Edwards, an ACE board member who chairs ACE's HR and Best Business Practice Group and is a past Engineering Ambassador Awards winner, said: “I spoke to Steph at the ACE awards event back in May about our flexible working initiative and thought no more about it but hey presto, the BBC came to speak with me.

“It started with being aware that we had a problem, supported by solid metrics that showed staff turnover and reasons for turnover. We dug down into those reasons and realised that we weren't flexible enough as a company to accommodate the stresses and strains of modern life, especially given that often both partners work - and washing machines break down, dogs and cats get sick, as do children and parents. 

“We also saw that we weren't flexible enough to allow people to achieve personal as well as professional ambitions - so people were leaving rather than being able to, say, take a sabbatical to do something special, or leaving rather than committing to a charity once a month in working time.  This insight gave us the ability to take the issue to the senior management team and create the desire for change”, said Edwards.

“Once we had that buy in, we introduced a suite of initiatives from flexible working to enhanced maternity and paternity and sabbaticals as well as other types of flexibility. The key was not to have the whole thing heavily formalised and proceduralised, as long as it worked that was the main thing,” she said.

Edwards appeared on BBC Breakfast talking about MWH’s initiatives, gaining valuable publicity for the firm in the process. “We are outcome based - as long as the work gets done, its good.  The intended consequence was achieved - people were attracted to MWH and stayed with us more than before,” Edwards said.

“The unintended consequences were increased wellbeing and decreased sickness along with the high return rate we got from groups of people who would normally hop from competitor to competitor for an extra £1K or so a year.
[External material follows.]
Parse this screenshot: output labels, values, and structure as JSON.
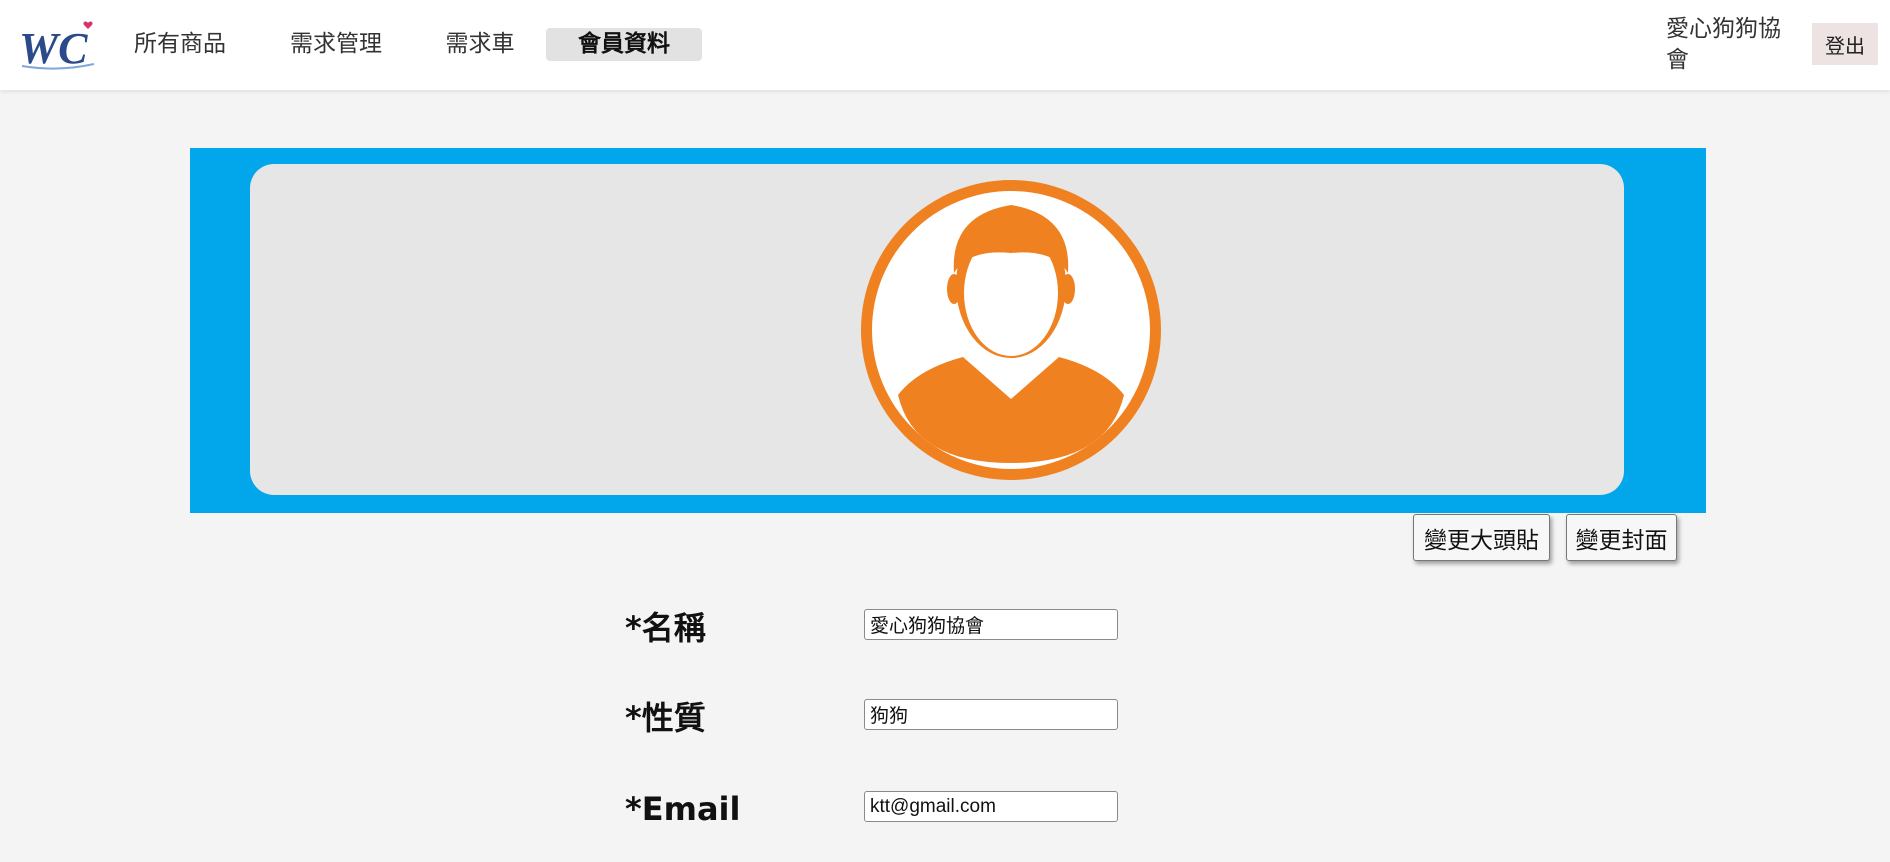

While you might not put a price on flexibility, the loss of it is very costly!” said Edwards.

If you would like to contact Andy Walker about this, or any other story, please email